More than 90 world experts have assembled today in Panama City to start a new assessment on how climate change will affect disaster risks in future and how countries can better manage the expected increases in damaging weather events due to climate change. The meeting is being convened by the Intergovernmental Panel on Climate Change (IPCC), which decided in April 2009 to prepare a new IPCC Special Report called: “Managing the Risk of Extreme Events and Disasters to Advance Climate Change Adaptation”. The assessment was proposed by the United Nations International Strategy for Disaster Reduction (UNISDR) and the government of Norway in response to the predictions in the IPCC Fourth Assessment Report that more frequent and severe extreme events such as droughts, floods, storms, heat waves were likely in the future warmer world.

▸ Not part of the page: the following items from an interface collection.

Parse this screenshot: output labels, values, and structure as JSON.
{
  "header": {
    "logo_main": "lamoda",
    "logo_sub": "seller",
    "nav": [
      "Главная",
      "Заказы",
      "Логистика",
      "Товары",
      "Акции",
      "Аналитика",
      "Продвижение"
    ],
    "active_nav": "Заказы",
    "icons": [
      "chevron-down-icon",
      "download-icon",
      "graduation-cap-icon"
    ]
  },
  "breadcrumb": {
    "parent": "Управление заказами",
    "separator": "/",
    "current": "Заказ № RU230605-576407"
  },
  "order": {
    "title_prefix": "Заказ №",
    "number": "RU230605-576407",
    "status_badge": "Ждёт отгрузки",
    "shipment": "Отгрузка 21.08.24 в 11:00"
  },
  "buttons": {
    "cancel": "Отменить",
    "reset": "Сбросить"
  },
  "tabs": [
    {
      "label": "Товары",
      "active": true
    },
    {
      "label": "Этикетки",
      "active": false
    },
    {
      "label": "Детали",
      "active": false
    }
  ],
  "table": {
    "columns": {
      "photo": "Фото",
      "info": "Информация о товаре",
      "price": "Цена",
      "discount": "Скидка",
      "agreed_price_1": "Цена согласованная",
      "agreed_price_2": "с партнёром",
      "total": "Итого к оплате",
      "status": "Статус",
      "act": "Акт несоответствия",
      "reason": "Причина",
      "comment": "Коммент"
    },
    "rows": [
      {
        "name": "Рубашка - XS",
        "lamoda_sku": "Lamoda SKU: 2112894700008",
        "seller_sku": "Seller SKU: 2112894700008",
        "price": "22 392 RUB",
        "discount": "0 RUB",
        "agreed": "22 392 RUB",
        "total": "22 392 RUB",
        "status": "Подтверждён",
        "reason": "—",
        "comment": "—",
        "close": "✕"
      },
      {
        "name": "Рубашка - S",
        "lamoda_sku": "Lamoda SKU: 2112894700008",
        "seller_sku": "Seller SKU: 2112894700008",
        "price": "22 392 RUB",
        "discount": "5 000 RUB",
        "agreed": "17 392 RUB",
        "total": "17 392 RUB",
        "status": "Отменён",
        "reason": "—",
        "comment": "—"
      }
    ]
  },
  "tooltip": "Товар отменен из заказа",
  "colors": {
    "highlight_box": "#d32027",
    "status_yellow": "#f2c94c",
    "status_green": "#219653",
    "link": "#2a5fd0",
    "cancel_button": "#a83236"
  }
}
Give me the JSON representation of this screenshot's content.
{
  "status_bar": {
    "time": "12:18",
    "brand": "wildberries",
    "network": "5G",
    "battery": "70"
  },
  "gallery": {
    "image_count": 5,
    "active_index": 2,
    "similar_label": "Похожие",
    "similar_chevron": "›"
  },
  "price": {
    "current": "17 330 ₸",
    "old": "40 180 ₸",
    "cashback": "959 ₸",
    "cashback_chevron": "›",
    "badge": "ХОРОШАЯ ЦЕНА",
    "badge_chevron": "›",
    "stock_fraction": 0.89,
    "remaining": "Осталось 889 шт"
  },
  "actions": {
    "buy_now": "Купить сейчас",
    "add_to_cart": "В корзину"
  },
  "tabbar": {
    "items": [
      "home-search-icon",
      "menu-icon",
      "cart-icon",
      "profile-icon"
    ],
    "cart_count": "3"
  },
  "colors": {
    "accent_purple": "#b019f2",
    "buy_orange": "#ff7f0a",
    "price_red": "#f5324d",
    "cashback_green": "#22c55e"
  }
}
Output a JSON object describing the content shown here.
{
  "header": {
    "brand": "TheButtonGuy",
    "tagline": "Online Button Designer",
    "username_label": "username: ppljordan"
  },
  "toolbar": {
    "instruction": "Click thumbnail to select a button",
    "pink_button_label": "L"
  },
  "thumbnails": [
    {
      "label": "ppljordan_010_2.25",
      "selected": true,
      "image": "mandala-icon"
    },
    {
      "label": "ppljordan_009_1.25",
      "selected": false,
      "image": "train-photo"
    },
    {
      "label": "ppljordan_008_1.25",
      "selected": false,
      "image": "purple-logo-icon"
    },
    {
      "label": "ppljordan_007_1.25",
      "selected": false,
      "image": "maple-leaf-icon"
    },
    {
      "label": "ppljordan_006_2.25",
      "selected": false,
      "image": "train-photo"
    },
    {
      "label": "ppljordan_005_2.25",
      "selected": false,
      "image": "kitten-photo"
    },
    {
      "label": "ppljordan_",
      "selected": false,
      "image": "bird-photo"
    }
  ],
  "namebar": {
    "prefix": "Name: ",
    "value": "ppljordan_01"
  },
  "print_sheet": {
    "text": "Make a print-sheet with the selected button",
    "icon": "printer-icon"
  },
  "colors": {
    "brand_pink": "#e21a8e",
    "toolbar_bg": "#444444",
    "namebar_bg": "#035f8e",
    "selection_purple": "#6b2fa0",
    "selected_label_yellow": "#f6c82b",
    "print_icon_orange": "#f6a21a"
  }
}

The experts will undertake an extensive survey of available scientific and technical information over 2010, and their assessment will be delivered in a report to be released in 2011, following worldwide critical technical and governmental review. The assessment is the first global scientific effort to examine the linkages between disaster risk reduction and adaptation to climate change.
The experts will assess measures that governments and people can take to build resilience to weather and climate hazards and examine practices, strategies and approaches that communities can use to adapt to climate change. The IPCC team combines the forces of economists, sociologists, risk analysts, hydrologists, agricultural experts, health researchers, and risk reduction practitioners alongside climate scientists, drawn from a wide range of developing and developed countries.
“The IPCC Special Report is a collective effort that will shine a spotlight on the working policies and tools that people have been using for years to manage and adapt to natural variations of the climate. It will inform Governments about what works best to reduce disaster risks and manage extreme events, and how to cut down on future losses of lives and assets,” says Margareta Wahlström, UN Special Representative of the Secretary-General for Disaster Risk Reduction.
The decision to carry out the assessment marks a new realization that disaster risk reduction will be a first line of defence in adapting to climate change. Climate change negotiators preparing for the Copenhagen Climate Conference have already penciled in the need for disaster risk reduction strategies and risk management and the importance of the Hyogo Framework for Action – a ten-year blueprint for reducing risks to disasters worldwide. The Special Report will provide authoritative guidance on how to move ahead in proven practical terms.
Climate change adaptation measures such as introduction and wider use of drought-resistant seed and the collection of rain water are well-known techniques to deal with drought related risks. Likewise, careful land-use planning and flood management can avoid the high costs of flooding and landslides. The enforcement of safe building codes, conduct of thorough vulnerability and risk assessments, raising public awareness and preparing populations to respond to early warnings, are also among the myriad risk reduction practices that will contribute to adaptation to changing climate.
UNISDR is supporting the IPCC’s preparation of the Special Report by making a global search to ferret out the wide range of technical information on the topic and making it more readily available for assessment by IPCC authors. Regional and thematic material on good practice, case studies, operational policies and practices, government publications and other sources will be gathered to complement the traditional academic literature.